We came to the U.S. from Cuba when I was very young. We were dirt poor, so my Christmas gifts came from the Salvation Army or the thrift store. (To this day, I still have my first doll from the thrift store.) My mom worked two jobs almost all of my life. There was a time when we were on food stamps because she could barely make ends meet to take care of two kids. I know it was very hard on her, because she did not write or speak English. I learned it watching “Sesame Street” and going to the adult English classes at Columbus Hospital in Chicago (my grandfather was the janitor, and would take me to work with him after school. The teacher let me sit in her class until my aunt was finished with her cleaning shift; she would pick me up, and we would walk home).

While my grandfather did not read or write, he was an incredibly wise man who helped me to understand, very early on, that people have value—regardless of where they come from, what they do, or where they live.

I have been blessed to have many people in my life who served as formal or informal mentors. But the greatest mentor/teacher in my life, aside from my mom, was my grandfather because he taught me that, “short of death, there is no obstacle in life that you can’t overcome.”

At age seven, I came face-to-face with racism, when a teenage boy threw a rock at the window of our home because we were Hispanic. The glass broke where my brother and I were playing. My grandfather did not think twice about confronting the family of the boy, even though he didn’t speak their language, nor the language of the police. Fortunately, I spoke enough of both to translate.

Being bi-cultural over the years, I have seen, heard, and even personally had to confront, people whose behavior has been less than professional. Each time, those experiences have made me more determined to remove obstacles for others, and work at leveling the playing field regardless of race, gender, gender orientation, and/or ethnicity. To this day, the image of my grandfather standing up for what is right still resonates with me.

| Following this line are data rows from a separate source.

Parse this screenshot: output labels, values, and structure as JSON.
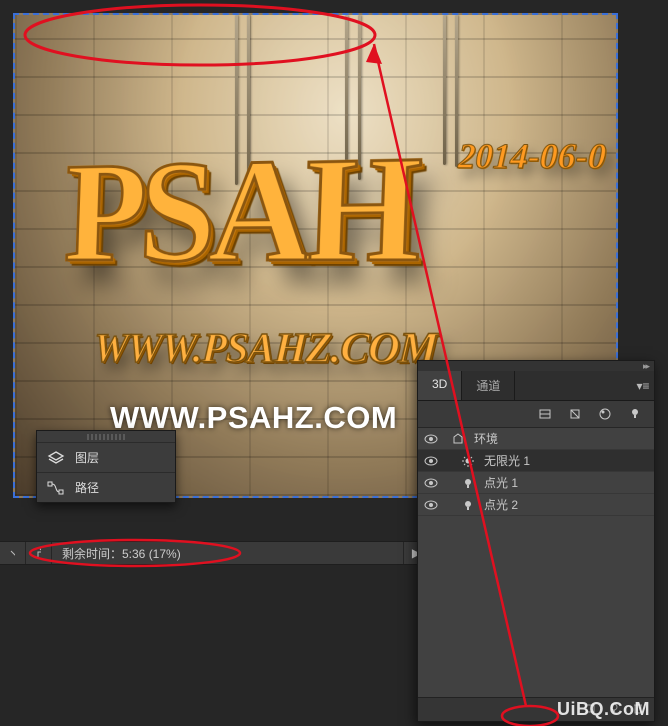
{
  "canvas": {
    "main_text": "PSAH",
    "sub_text": "WWW.PSAHZ.COM",
    "date_text": "2014-06-0",
    "overlay_url": "WWW.PSAHZ.COM"
  },
  "mini_panel": {
    "layers_label": "图层",
    "paths_label": "路径"
  },
  "status": {
    "remaining_label": "剩余时间：5:36 (17%)",
    "arrow_right": "▶"
  },
  "panel3d": {
    "tabs": {
      "tab1": "3D",
      "tab2": "通道"
    },
    "items": {
      "env": "环境",
      "infinite": "无限光 1",
      "point1": "点光 1",
      "point2": "点光 2"
    }
  },
  "watermark": "UiBQ.CoM"
}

Prior to joining National Grid, I asked our leadership team some tough questions about their commitment to Inclusion & Diversity, because I wanted to make sure they were serious. Our executive team gets it, they are champions for inclusion and diversity, and they have a sincere commitment about doing the right thing by our employees. Having worked at various companies, and with many leaders, it is wonderful to be part of an organization that really values its people.